The repeal of DACA has created an urgent crisis, not only for the 230,000 Dreamers in California but also for our economy, including California’s more than 600,000 Asian Pacific Islander (API)-owned businesses that know Dreamers as employees, customers, and community members. Removing these individuals from their homes and the only country they know would be an inexcusable moral failure. This move would impact far more than California’s Dreamers – immigration policy affects all of us, and the subsequent hit to the economy would hurt U.S.-born employers and workers too.


Roughly 90 percent of Dreamers are currently employed and six percent have launched their own businesses. Removing these workers – and, in some cases, the U.S.-born workers they employ – from our economy would cost an estimated $460 billion GDP loss over the next decade. Employers would be hit with $3.4 billion in unnecessary turnover costs and contributions to Medicare and Social Security would fall by roughly $25 billion.


Businesses and communities are already feeling the effect. Since the repeal of DACA in September, almost 14,000 Dreamers have already lost their work permits. Until Congress passes a permanent legislative solution, 122 more will continue to fall out of status every single day. Even worse, the number of people impacted will go up dramatically after March 5th, which is Congress’ deadline to act.


But waiting until March 5th is not a viable option. After Congress passes a legislative solution, it will take months for the Department of Homeland Security to establish and implement a system for Dreamers to apply for residency and work permits, and to adjudicate those applications. For context, when DACA was established in 2012, it took almost three months before the first applications were approved. Even if it only takes half of that time for U.S. Citizen and Immigration Services to establish this process, Congress would need to pass a bill by January 19th to provide enough time for agencies to process applications before thousands of DACA recipients are cut out of the economy and workers stop showing up for work.


Also before Congress this month is a year-long spending bill, which includes funds for Homeland Security and ICE. A vote for this spending bill without protections for Dreamers is a vote to fund the deportation of hundreds of thousands of Dreamers who fall out of status in the year ahead. So the timing could not be more urgent. Any Member of Congress who claims to stand with Dreamers cannot vote for a spending bill that will fund their detention and deportation, unless they have helped to pass a permanent legislative solution first.
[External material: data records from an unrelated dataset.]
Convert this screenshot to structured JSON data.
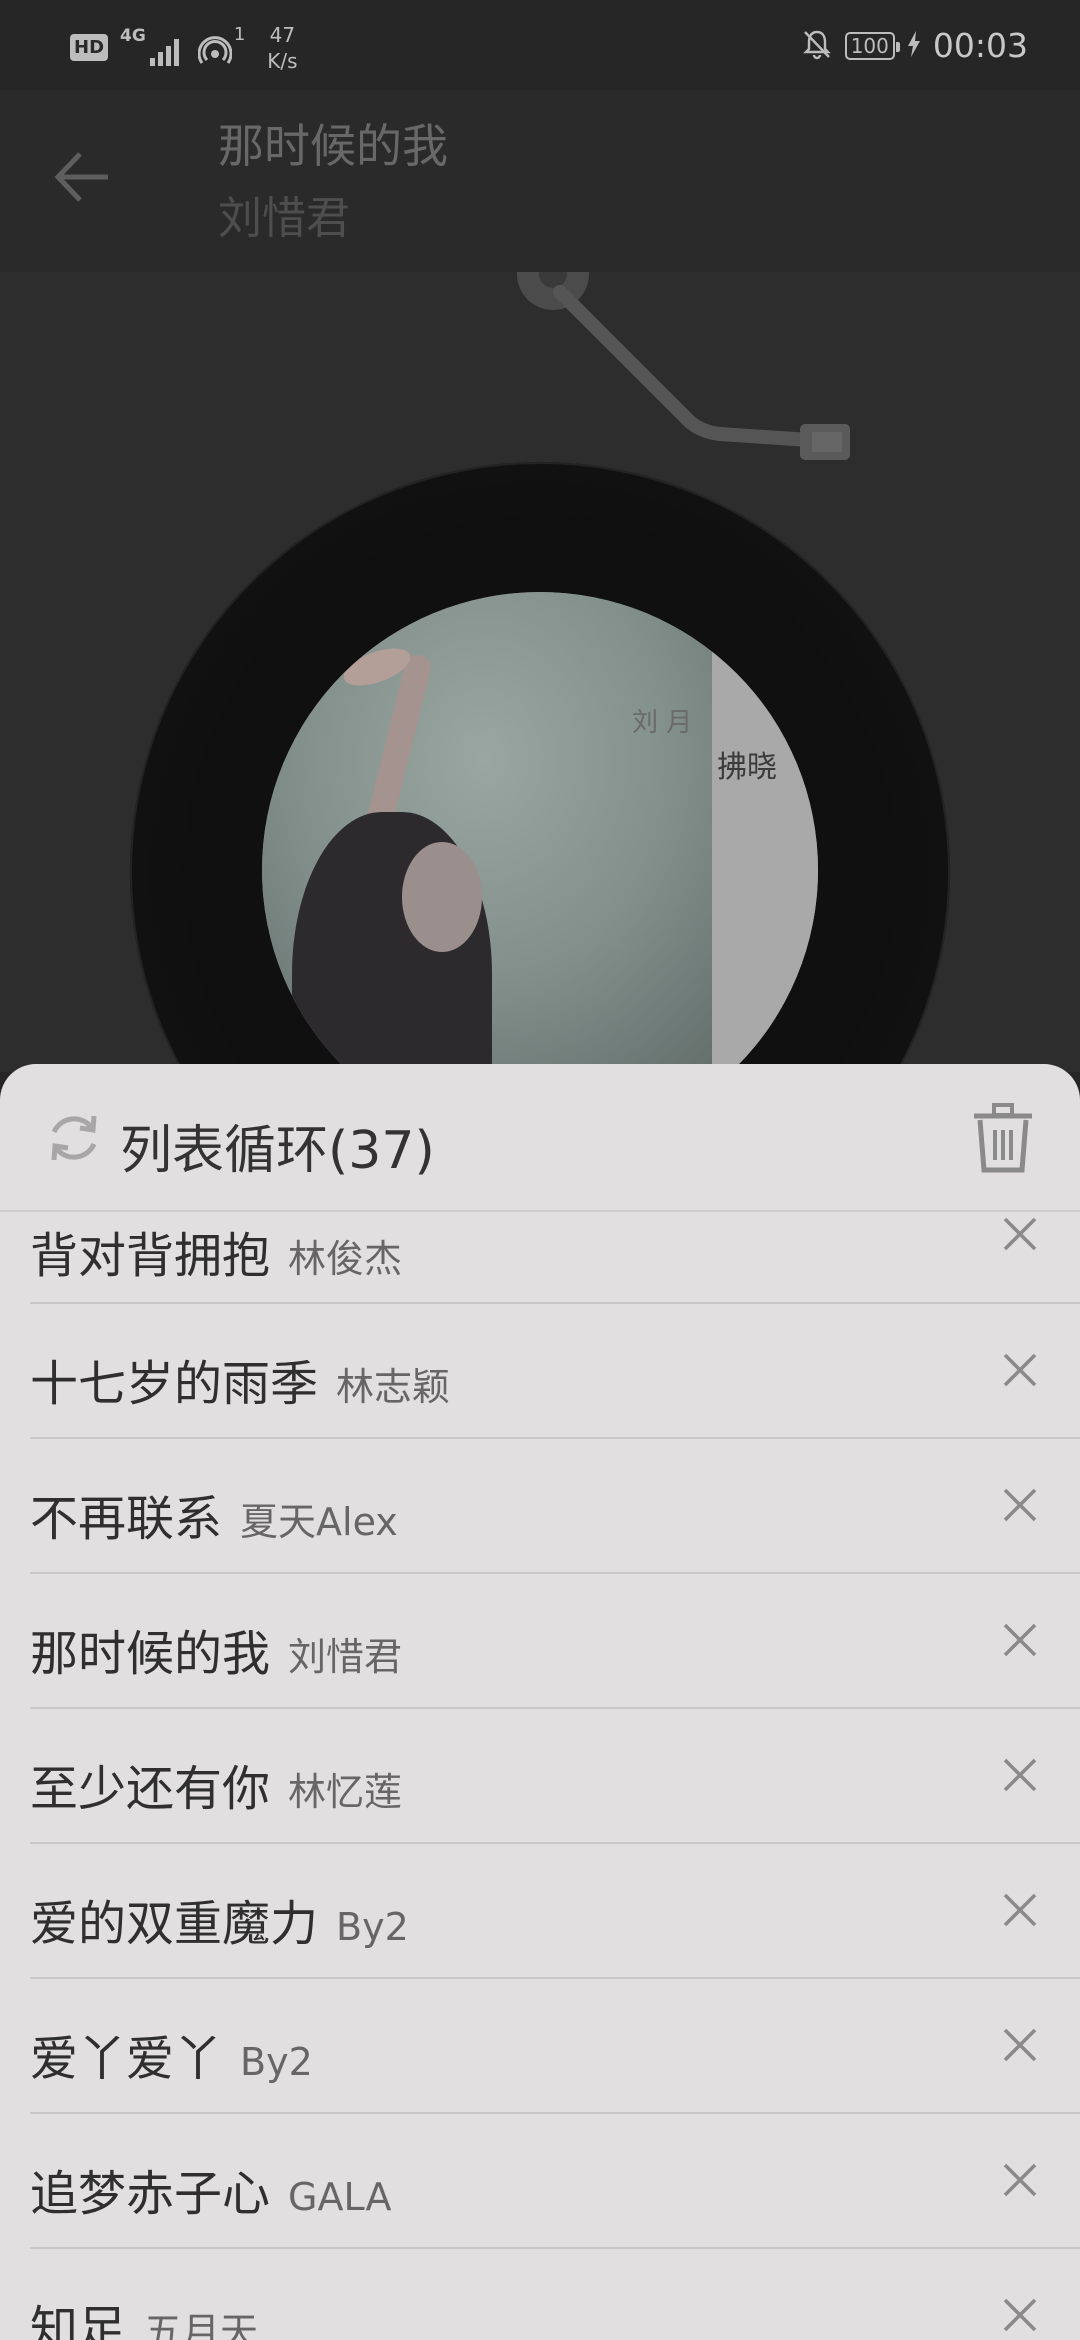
{
  "status_bar": {
    "hd": "HD",
    "network": "4G",
    "hotspot_count": "1",
    "speed_value": "47",
    "speed_unit": "K/s",
    "battery": "100",
    "time": "00:03"
  },
  "header": {
    "title": "那时候的我",
    "artist": "刘惜君"
  },
  "cover_art": {
    "text_small": "刘  月",
    "text_large": "拂晓"
  },
  "playlist": {
    "mode_label": "列表循环(37)",
    "items": [
      {
        "title": "背对背拥抱",
        "artist": "林俊杰"
      },
      {
        "title": "十七岁的雨季",
        "artist": "林志颖"
      },
      {
        "title": "不再联系",
        "artist": "夏天Alex"
      },
      {
        "title": "那时候的我",
        "artist": "刘惜君"
      },
      {
        "title": "至少还有你",
        "artist": "林忆莲"
      },
      {
        "title": "爱的双重魔力",
        "artist": "By2"
      },
      {
        "title": "爱丫爱丫",
        "artist": "By2"
      },
      {
        "title": "追梦赤子心",
        "artist": "GALA"
      },
      {
        "title": "知足",
        "artist": "五月天"
      }
    ]
  },
  "colors": {
    "overlay_bg": "#262626",
    "sheet_bg": "#e1dfe0",
    "text_primary": "#2f2f2f",
    "text_secondary": "#666666",
    "icon_gray": "#8a8a8a"
  }
}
For years, Congress has said they stand with Dreamers, but time and again, legislation to protect them has fallen short of the finish line. California’s businesses are saying enough is enough. Act now to protect our Dreamers before it is too late.


Pat Fong Kushida is president and CEO of the California Asian Pacific Chamber of Commerce.